We are very fortunate to have an experienced team of English specialists here at De La Salle. Our aims are to develop a lifelong love and understanding of both Language and Literature. All of our students take both English Language and English Literature at GCSE.
Key Stage 3
Students in Years 7, 8 and 9 follow the Accelerated Reader program which uses technology to track progress in reading and encourages them to read more regularly and with greater ambition. Students receive prizes for the most words read and the most progress made!
In Years 7-9 students are taught in half-termly modules on a range of topics including Shakespeare, the modern novel, poetry, gothic fiction, transactional writing, pre-20th century prose, pre-20th century fiction, modern drama, media, film and the short story.
Students gain experience of key GCSE skills from the beginning of Year 7 and, assessments are carried out each half term. In Year 9, students begin study of GCSE-level texts. They are assessed using GCSE criteria.
What can I do to help my child be more successful?
Ensure that you child is reading every day on top of that which they do at school during DEAR-time (Drop Everything and Read). This can be a mixture of fiction and non-fiction and will help to develop their skills not just in English, but across the full range of subjects studied at De La Salle. You can also work with your child on research homework and check through their work for basic errors. Playing word games such as crosswords and word-searches with your child can also be a mutually beneficial activity. Lastly, ask your child what they are currently reading or studying in English. A classic is a classic, so it is likely you have studied the same book!
Key Stage 4
Every student will word towards the GCSE (9-1) in both Language and Literature. We follow the Edexcel syllabus for both. GCSE assessment consists of two written exams for Language and two for Literature. There is a separate Spoken Language Endorsement that must also be completed and for which a Pass, Merit or Distinction. is awarded.

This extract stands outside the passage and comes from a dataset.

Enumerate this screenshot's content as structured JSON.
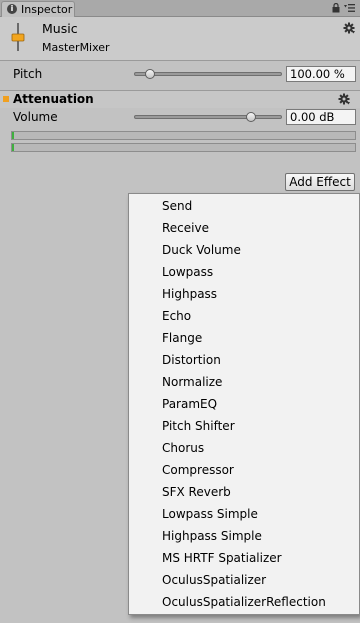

In English Language, students develop skills in analysis and the evaluation of fiction and non-fiction texts. They also work on their written communication in preparation for the composition of one of five identified transactional forms (review, speech, information text, formal letter and article) and a descriptive narrative.
In English Literature, we study a range of interesting texts including Romeo and Juliet, An Inspector Calls, A Christmas Carol and a range of modern and traditional poetry. Pupils will analyse language closely, compare texts and make links between great works of literature and the time and place in which they were written.
What can I do to help my child be successful?
Continue the good habits formed during Key Stage 3!
Read the texts that they are studying. Ask them questions and test them on their knowledge of content, character and quotation from the key texts. Share newspaper and magazine articles with them to keep them interested and engaged in the world around them. They are going to be asked to engage in challenging ideas and must have something to say about them. Furthermore, talk to them about why a piece of writing is successful; encourage them to evaluate the things that they see, hear and read. They must be able to recognise the bias in what is being presented to them in order to become successful readers and writers.